DIRECTIONS: Keep every line in which "name" occurs and drop the rest of the data.

Component data from apps and pages:
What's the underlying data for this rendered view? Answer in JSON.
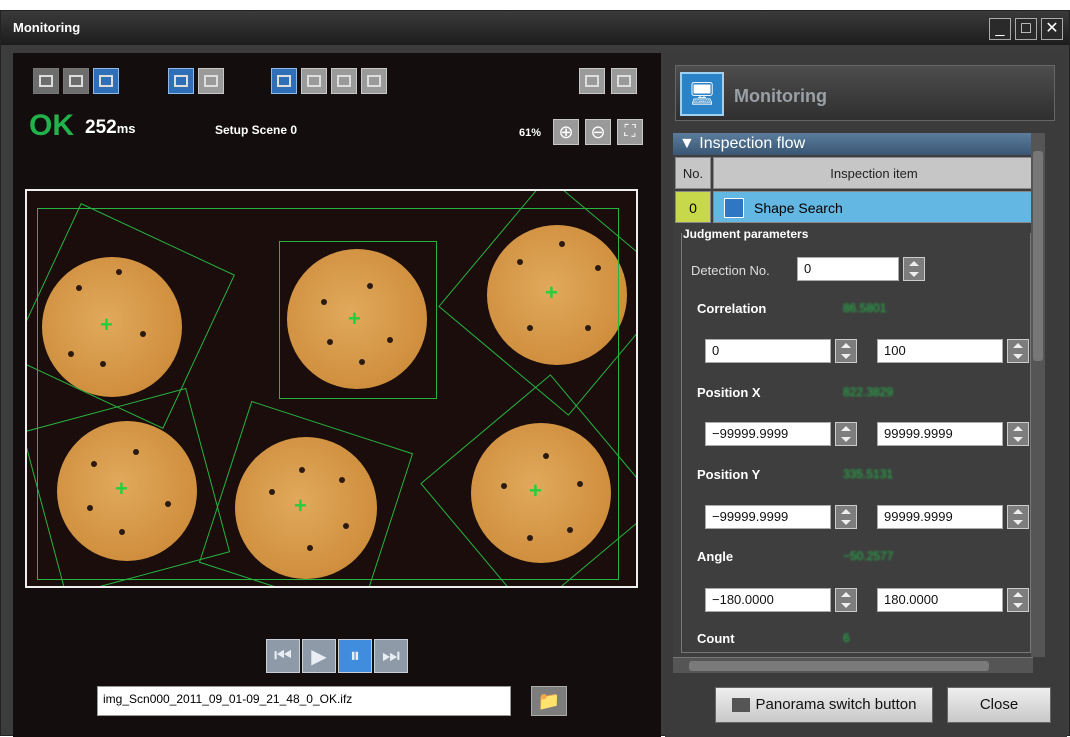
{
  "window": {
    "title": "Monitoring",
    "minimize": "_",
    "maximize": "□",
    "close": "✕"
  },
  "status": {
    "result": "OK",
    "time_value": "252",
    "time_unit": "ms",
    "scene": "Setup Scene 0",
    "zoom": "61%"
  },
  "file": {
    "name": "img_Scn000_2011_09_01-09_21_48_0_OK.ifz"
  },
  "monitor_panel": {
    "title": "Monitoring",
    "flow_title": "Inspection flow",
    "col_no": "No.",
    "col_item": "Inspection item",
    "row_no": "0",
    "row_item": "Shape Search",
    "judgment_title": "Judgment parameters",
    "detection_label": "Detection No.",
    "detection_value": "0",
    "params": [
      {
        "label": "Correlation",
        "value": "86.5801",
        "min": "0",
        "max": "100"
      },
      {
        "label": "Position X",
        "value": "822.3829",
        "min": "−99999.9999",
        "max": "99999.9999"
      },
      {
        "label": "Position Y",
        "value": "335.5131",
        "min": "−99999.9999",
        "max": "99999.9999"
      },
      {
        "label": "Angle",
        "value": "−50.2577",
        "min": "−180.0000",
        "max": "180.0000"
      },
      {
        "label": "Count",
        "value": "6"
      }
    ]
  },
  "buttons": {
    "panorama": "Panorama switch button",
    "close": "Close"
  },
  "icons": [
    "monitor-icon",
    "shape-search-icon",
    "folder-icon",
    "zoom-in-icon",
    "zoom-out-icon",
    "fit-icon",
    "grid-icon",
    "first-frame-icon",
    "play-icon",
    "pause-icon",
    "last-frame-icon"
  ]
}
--
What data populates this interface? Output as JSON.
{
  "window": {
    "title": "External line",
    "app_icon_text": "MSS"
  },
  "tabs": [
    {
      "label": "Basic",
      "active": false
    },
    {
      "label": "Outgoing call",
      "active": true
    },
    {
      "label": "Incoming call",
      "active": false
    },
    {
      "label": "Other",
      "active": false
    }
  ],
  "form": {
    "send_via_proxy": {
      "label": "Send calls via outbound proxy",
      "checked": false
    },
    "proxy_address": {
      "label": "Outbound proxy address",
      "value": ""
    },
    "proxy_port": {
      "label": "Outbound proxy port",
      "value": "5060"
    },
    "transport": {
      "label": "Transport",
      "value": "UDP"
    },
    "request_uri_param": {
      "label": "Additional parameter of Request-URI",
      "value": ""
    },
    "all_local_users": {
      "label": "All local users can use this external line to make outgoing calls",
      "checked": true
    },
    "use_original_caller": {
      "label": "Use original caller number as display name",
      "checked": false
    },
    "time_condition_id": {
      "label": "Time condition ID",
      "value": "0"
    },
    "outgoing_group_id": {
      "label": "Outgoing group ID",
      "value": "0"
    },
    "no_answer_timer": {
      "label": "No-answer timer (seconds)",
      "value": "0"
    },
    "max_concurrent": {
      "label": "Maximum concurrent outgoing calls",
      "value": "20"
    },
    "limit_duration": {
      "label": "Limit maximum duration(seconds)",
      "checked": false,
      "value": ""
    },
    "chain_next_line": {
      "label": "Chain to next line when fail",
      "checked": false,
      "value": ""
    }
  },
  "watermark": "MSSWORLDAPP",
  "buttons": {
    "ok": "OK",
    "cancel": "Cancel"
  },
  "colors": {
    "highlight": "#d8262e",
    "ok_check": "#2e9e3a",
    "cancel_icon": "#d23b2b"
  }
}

ANSWER AREA:
    "name": "img_Scn000_2011_09_01-09_21_48_0_OK.ifz"
      "label": "Use original caller number as display name",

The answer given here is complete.